This is what we call "perpetuating commission." While this residual income mindset may be the foundation of multilevel companies, it is not even close to being good in an industry that requires continuing increases in revenue to maintain and feed this monster.
It is important to realize what a perpetuating commission system really is. It is a guaranteed continual increase in expenses while, by nature, decreasing the human desire to increase production or revenue!
Commission should only be paid on the first three orders received from a new customer and that amount should be split with the inside closing staff and even the support staff if wished.
Here is a sample of a simple breakdown:
Even though you can modify the actual percentage pay out, the motivations behind the system need to be understood and not modified. The system is designed to feed discipline to the sales team and closing unit.
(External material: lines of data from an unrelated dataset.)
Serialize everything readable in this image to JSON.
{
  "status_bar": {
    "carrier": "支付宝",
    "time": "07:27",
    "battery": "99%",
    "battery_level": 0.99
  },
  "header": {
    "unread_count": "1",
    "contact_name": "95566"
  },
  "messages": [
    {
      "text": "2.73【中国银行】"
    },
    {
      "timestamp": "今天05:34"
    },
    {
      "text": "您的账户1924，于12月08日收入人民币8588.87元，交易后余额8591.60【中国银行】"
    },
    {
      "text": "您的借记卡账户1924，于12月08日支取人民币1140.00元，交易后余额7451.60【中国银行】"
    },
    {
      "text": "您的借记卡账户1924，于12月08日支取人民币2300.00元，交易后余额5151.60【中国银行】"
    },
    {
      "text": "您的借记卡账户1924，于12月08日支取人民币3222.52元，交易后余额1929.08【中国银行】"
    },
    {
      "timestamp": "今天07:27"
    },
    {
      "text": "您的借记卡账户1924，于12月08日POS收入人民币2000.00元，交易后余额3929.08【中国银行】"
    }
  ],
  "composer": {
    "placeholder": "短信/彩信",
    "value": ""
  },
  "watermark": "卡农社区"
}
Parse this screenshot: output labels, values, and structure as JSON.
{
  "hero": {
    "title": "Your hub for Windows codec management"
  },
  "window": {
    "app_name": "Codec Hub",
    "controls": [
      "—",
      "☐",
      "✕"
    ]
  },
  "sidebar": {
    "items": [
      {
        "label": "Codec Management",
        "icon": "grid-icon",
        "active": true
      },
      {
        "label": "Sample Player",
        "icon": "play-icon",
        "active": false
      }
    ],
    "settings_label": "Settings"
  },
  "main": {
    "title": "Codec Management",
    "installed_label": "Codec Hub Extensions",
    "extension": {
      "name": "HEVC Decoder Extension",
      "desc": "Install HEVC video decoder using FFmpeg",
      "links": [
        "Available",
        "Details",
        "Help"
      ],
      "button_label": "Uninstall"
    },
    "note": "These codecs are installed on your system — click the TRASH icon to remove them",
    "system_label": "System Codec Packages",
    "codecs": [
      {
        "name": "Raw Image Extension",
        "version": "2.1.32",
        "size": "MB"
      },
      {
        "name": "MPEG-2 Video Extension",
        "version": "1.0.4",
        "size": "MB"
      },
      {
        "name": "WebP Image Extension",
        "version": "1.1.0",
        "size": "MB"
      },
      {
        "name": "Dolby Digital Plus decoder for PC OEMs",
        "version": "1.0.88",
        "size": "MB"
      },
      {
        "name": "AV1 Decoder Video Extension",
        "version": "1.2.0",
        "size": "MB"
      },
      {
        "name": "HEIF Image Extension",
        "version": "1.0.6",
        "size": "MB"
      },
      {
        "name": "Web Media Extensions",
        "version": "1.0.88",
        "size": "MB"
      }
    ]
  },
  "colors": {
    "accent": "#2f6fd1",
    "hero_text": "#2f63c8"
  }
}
While the percentage is more heavily weighted for sales in the latter deals, it is more heavily weighted in the early deals for the closing teams. The reason for that is because most closers are busy. They have little desire to work with new people and increase their workload; thus, the heavy early commission will help in overcoming that. Over the next two transactions, relationships are established reducing the need for weighty commissions. That money can be moved to the salesperson for an entirely different reason—motivation to follow-up and earn additional orders.
Salespeople are "newness chasers" by nature, which means that they like new challenges. It is this desire that causes them, by nature, to get their first directed deal and then move to someone else. This latter weighted system will motivate them to follow-up to earn the second and third transactions. Three transactions should be long enough for the closer to establish the needed relationship for effective and strong new client retention. Mission accomplished!
The rest of the story is simple. How do you compensate your team for accomplishing their secondary responsibility of servicing and retaining existing customers? You already do. It’s called their base salary.
Darryl Turner is the CEO of National Business Development, which specializes in the implementation of growth strategies for title companies nationwide. This article is an excerpt from Darryl’s presentation during the 2001 ALTA® Annual Convention in Palm Desert, CA. For more information, call 1-800- 551-2946 or visit www.TitleSales.com .